═════ EXERCISE MATERIALS ═════

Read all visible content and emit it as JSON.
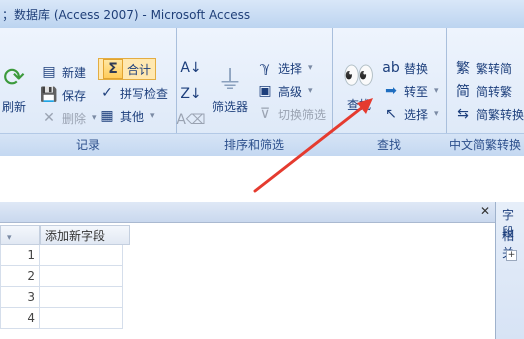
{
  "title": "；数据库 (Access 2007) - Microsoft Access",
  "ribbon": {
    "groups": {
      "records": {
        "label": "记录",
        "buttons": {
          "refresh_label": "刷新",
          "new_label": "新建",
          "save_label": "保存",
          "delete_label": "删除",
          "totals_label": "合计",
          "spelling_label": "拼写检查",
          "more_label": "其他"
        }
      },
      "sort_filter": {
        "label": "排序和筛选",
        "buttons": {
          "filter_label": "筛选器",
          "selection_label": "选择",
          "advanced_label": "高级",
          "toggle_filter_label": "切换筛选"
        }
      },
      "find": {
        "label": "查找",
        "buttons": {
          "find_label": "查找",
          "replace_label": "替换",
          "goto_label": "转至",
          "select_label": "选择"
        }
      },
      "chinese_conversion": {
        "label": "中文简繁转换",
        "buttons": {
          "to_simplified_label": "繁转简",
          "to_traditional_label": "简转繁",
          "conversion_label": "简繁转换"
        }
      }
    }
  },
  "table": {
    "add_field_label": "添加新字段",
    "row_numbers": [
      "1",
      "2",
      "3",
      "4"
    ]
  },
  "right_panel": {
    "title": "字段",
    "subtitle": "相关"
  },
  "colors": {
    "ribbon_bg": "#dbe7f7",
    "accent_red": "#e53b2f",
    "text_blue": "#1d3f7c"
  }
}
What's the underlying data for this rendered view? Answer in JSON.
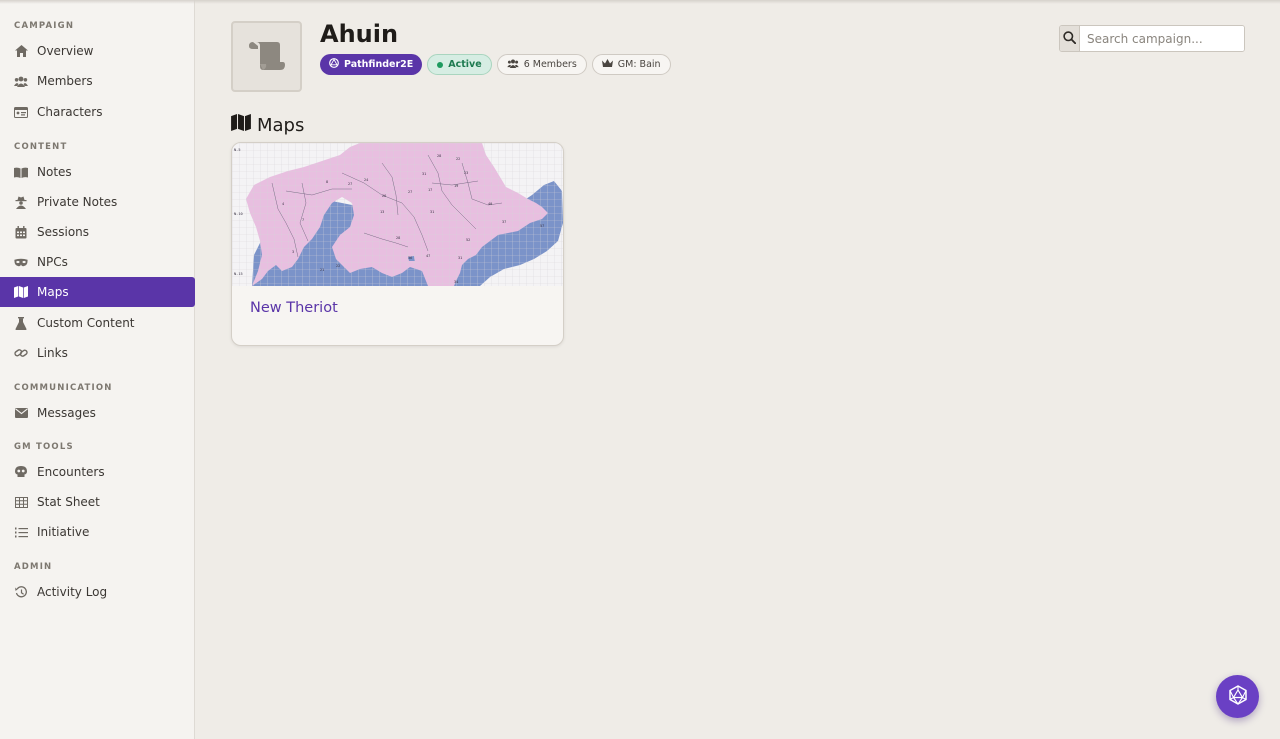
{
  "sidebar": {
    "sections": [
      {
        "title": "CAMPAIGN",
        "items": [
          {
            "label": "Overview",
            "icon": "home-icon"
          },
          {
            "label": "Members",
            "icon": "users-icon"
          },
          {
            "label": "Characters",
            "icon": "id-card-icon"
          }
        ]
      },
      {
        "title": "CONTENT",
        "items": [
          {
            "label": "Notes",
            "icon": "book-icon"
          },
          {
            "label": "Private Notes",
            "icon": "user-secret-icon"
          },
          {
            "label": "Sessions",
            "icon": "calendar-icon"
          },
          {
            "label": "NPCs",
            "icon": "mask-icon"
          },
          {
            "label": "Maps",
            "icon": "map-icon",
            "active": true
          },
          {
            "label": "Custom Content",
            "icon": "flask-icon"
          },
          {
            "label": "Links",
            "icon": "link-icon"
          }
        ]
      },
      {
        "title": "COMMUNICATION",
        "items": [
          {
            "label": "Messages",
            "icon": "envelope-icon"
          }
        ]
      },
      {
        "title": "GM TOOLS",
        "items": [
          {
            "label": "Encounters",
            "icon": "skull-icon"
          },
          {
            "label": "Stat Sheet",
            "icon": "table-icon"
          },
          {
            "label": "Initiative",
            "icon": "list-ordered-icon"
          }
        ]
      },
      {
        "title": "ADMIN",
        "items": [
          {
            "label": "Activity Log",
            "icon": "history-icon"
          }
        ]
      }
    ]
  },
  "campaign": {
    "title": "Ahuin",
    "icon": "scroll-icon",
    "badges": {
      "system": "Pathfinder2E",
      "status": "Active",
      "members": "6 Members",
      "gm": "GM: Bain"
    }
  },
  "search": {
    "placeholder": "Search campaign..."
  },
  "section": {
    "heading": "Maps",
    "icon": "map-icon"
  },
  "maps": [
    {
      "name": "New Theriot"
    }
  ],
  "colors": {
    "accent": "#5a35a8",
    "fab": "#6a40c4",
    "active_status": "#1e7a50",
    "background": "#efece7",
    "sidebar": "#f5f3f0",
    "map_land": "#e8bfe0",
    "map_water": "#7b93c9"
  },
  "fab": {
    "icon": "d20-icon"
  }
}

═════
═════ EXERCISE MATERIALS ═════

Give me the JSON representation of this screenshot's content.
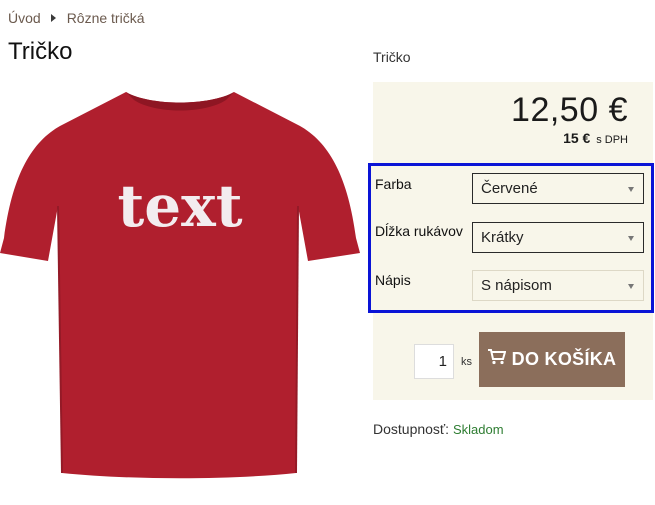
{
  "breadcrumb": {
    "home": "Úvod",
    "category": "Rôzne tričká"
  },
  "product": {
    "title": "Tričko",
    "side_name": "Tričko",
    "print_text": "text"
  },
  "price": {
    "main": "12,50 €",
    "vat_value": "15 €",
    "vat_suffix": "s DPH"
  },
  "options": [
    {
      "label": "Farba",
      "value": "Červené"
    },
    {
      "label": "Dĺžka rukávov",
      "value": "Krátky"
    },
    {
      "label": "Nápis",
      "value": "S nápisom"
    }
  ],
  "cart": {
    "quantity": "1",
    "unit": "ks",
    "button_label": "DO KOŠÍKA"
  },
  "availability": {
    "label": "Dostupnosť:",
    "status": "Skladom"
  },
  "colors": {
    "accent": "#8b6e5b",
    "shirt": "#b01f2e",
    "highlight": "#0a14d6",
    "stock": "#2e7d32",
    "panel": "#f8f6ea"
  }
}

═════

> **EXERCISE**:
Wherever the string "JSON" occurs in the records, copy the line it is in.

> **SOLUTION TO THIS TASK**:
Read all visible content and emit it as JSON.
What's the underlying data for this rendered view? Answer in JSON.
Give me the JSON representation of this screenshot's content.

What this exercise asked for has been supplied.